Whether you call it regenerative, or agroecology, or sustainable agriculture, it doesn’t have to exist at the expense of science and technology, say agricultural scientists. As University of Wyoming weed scientist (and agroecology degree holder) Andrew Kniss has written:
Most frustrating to me, is when agroecology is used in this context: ‘We don’t need [insert technology here], because we have agroecology!’
Technology, he wrote, including biotechnology, should go hand-in-hand with agroecology and other forms of what is becoming to be known as regenerative agriculture. The goal should be sustainability, not trying to advance an ideology.

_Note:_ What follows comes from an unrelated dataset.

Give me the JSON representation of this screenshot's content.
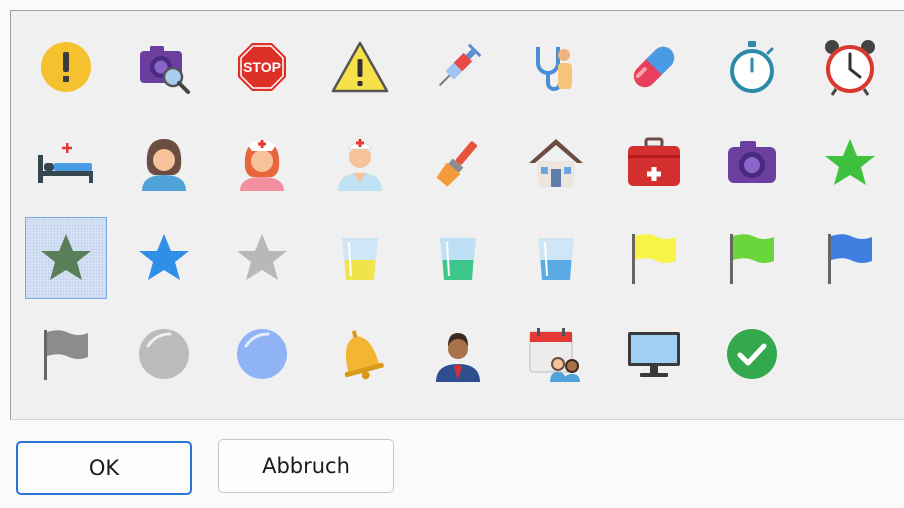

[W]e teach that proper use of technology is an indispensable part of achieving sustainability. … Technological innovations, in many cases, can help us maintain or increase production while minimizing the negative impacts of agriculture. This doesn’t mean that technological solutions should replace important traditional agricultural practices (like crop rotation, manure, appropriate tillage etc.). Technology is most certainly not a substitute for good agronomy. By studying agroecology, we can determine how to best use technology to increase the sustainability of agroecosystems. It also allows us to maximize the benefit of traditional agricultural practices and minimize their negative impact. … I think it is time that we reclaim this term for it’s original purpose, as one that describes the science of agriculture, viewed through an ecological lens.ADVERTISEMENTADVERTISEMENT
This article originally appeared on GLP on May 1, 2019.